I am coming to the end of my first month as the Independent Anti-Slavery Commissioner for the United Kingdom. I have met many people who are involved in tackling slavery and trafficking and supporting victims and I have been listening and learning. I have been struck by the commitment, energy and enthusiasm of those that I have met and their willingness to share their experiences and perspectives. I am keenly aware of how much needs to be done and the scale of the challenges. Over the next few months I will be developing my strategic priorities for the first year so that we can focus effort to make impact. The role had been vacant for nearly twelve months and the small team carries vacancies, so I have also spent time mobilising the office and recruiting staff. We have made some temporary appointments and have advertised for permanent staff which met with a fantastic response.


Earlier this week I visited a safe house for women who have been trafficked and met five women from very different parts of the world who had been referred to the National Referral Mechanism for victims. They had all been assessed as potential victims and were waiting for a final decision. Several had been waiting for over 12 months and while they were safe from their traffickers it was clear that their lives were on hold. I have arranged to visit other houses over the next few months to learn more about how well we are looking after the most vulnerable of victims. I particularly want to understand how we can improve longer term outcomes for victims and how we can protect them from the risk of being re-trafficked.


During my first month the Independent Review of the Modern Slavery Act final report was published, and we await the response from Government. The report focused on ensuring that supply chains are free from slavery, the role of independent child trafficking advocates (ICTAs), legal issues and my own role. There were many detailed recommendations that I will look to address. In particular, the review suggested that I work with the Children’s Commissioner for England to scrutinise the ICTAs. I have met with Anne Longfield, the Children’s Commissioner and have agreed that we will work together to look at the effectiveness of the advocates who are currently working with children in the pilot areas. It is so important that children who have been trafficked have powerful advocates who are able to ensure that they have all the support that they need as they recover from the trauma they have suffered. There are several recommendations about my office taking on new tasks and responsibilities. I am keen to take these on and am working with the Home Office to set out the business case for additional resources in order to support additional tasks.
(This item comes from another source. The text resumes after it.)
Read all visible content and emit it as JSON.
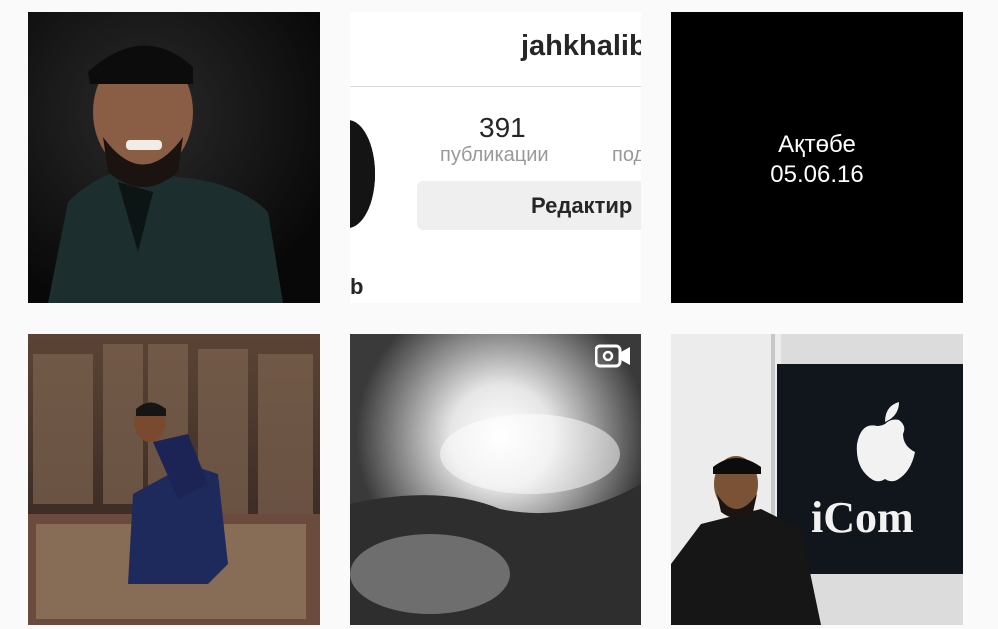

My role covers the whole of the UK and I am looking forward to working with the devolved administrations. I attended a review by the Scottish Government and its many partners of their progress in tackling trafficking. I was really encouraged to see a clear plan to ensure that people and businesses are aware of how what they do and buy can contribute to this serious crime. As a former police officer I am utterly convinced that prevention and tackling demand is key to fighting crime. I want to work out how I can best use my new office to help to change the mindset on what we should demand from businesses and government as consumers and citizens. While in Edinburgh I also met with the Director of the Judicial Institute and we have agreed to assist with the important work that they are doing to train the sheriffs in Scotland. I plan to visit Northern Ireland and Wales in the coming months and welcome the opportunity to work with colleagues across the UK.